  14. 14. 9 Youbiquity FinanceYoubiquity Finance RecommendationsThe research has captured consumers changing attitudes andbehaviours towards channels and communication with financialservice providers across Germany, Spain, the UK and US.Recommendations across the three reports include: ■■ Consumers are managing their money more closely and ■■ obile banking and payments are emerging fast M expect providers to offer a wide range of new channels and although on-going usage may not match trial by (voice self-service, mobile, social and proactive or consumers, ensuring that financial providers ‘own’ the ‘smart’ outbound communications), even if traditional mobile channel will be vital to maintaining customer channels like the branch, phone and internet remain the relationships. core means of communication. ■■ Social media has been taken up slowly by consumers ■■ Providers need to integrate these channels into existing in financial services as they are reticent about sharing offers to reduce customer effort and meet consumers information about their money indiscriminately. However, demands for security, time saving and convenience. This social media is capturing consumers’ attention, and for means the contact centre may become the ‘core’ of the this reason, it should capture providers’ attention too. relationship providing better access to channels, advice ■■ Segmenting products and service delivery offers and resolution of issues. It will be essential to prioritise opportunities to improve the cost base of the provider the ability of agents to answer complex questions and while making more relevant offers to consumers. This build relationships. will demonstrate to consumers that providers care and ■■ Cross and up-selling through digital channels is less will help build trust and relationships. effective than face to face and the phone, so providers ■■ Finally, improving business processes is vital to reduce need to retain these methods to drive sales while the effort and time required of consumers (and staff improving the data analysis and proactively prompting serving them) to manage their finances. consumers during digital communication. ■■ Turning the branch into an advice centre is a clear strategy as transactions decline. However, as retailers know, attracting footfall is critical and providers need to innovate in branch to drive sales. 14

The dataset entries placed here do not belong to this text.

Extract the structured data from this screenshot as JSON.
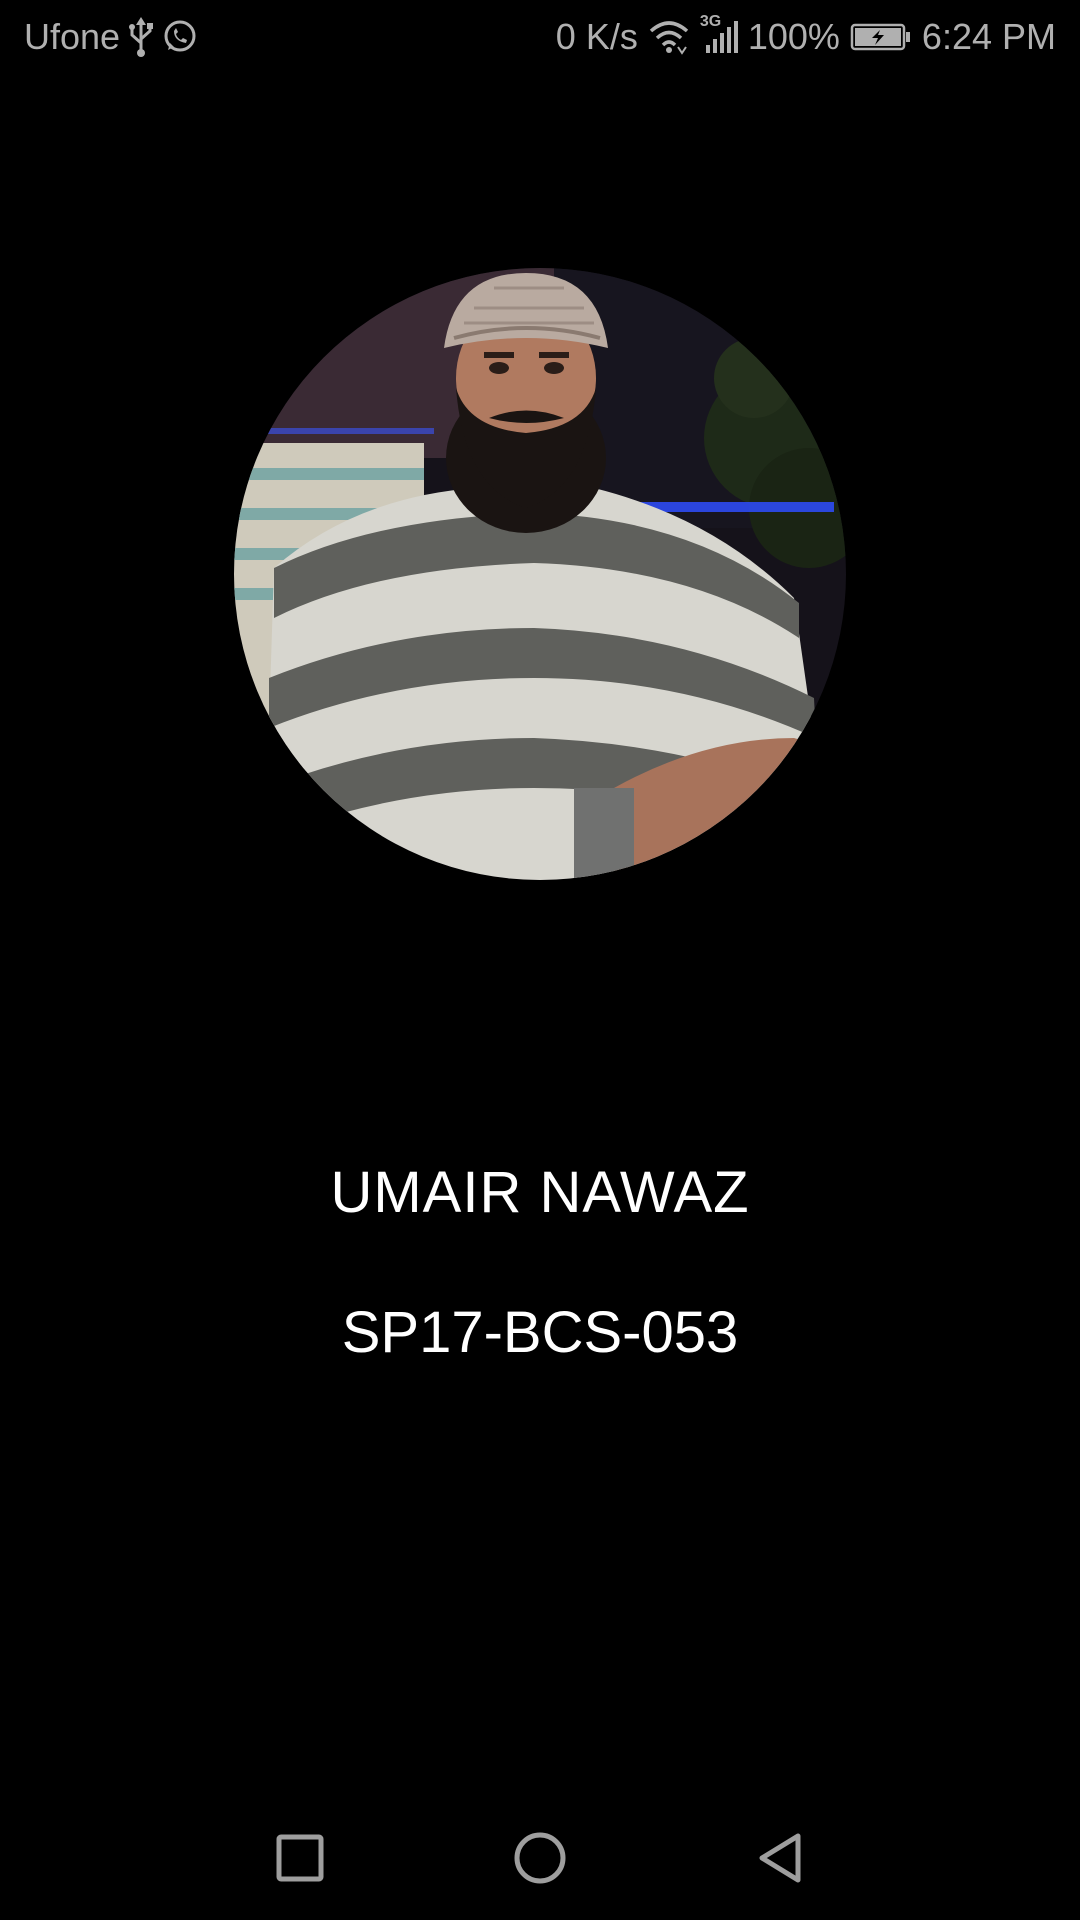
{
  "status_bar": {
    "carrier": "Ufone",
    "network_speed": "0 K/s",
    "network_type": "3G",
    "battery": "100%",
    "time": "6:24 PM",
    "icons": [
      "usb-icon",
      "whatsapp-icon",
      "wifi-icon",
      "signal-icon",
      "battery-charging-icon"
    ]
  },
  "profile": {
    "name": "UMAIR NAWAZ",
    "id": "SP17-BCS-053"
  },
  "nav_bar": {
    "icons": [
      "recent-apps-icon",
      "home-icon",
      "back-icon"
    ]
  },
  "colors": {
    "background": "#000000",
    "text": "#ffffff",
    "status_text": "#b0b0b0",
    "nav_icon": "#9e9e9e"
  }
}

  15. 15. Offices WorldwideThe services described in this publication are subject to availabilityand may be modified from time to time. Services and equipmentare provided subject to British Telecommunications plc’s respectivestandard conditions of contract. Nothing in this publication forms anypart of any contract.© British Telecommunications plc 2010Registered office: 81 Newgate Street, London. EC1A 7AJ Registeredin England No. 1800000.PHME: 58647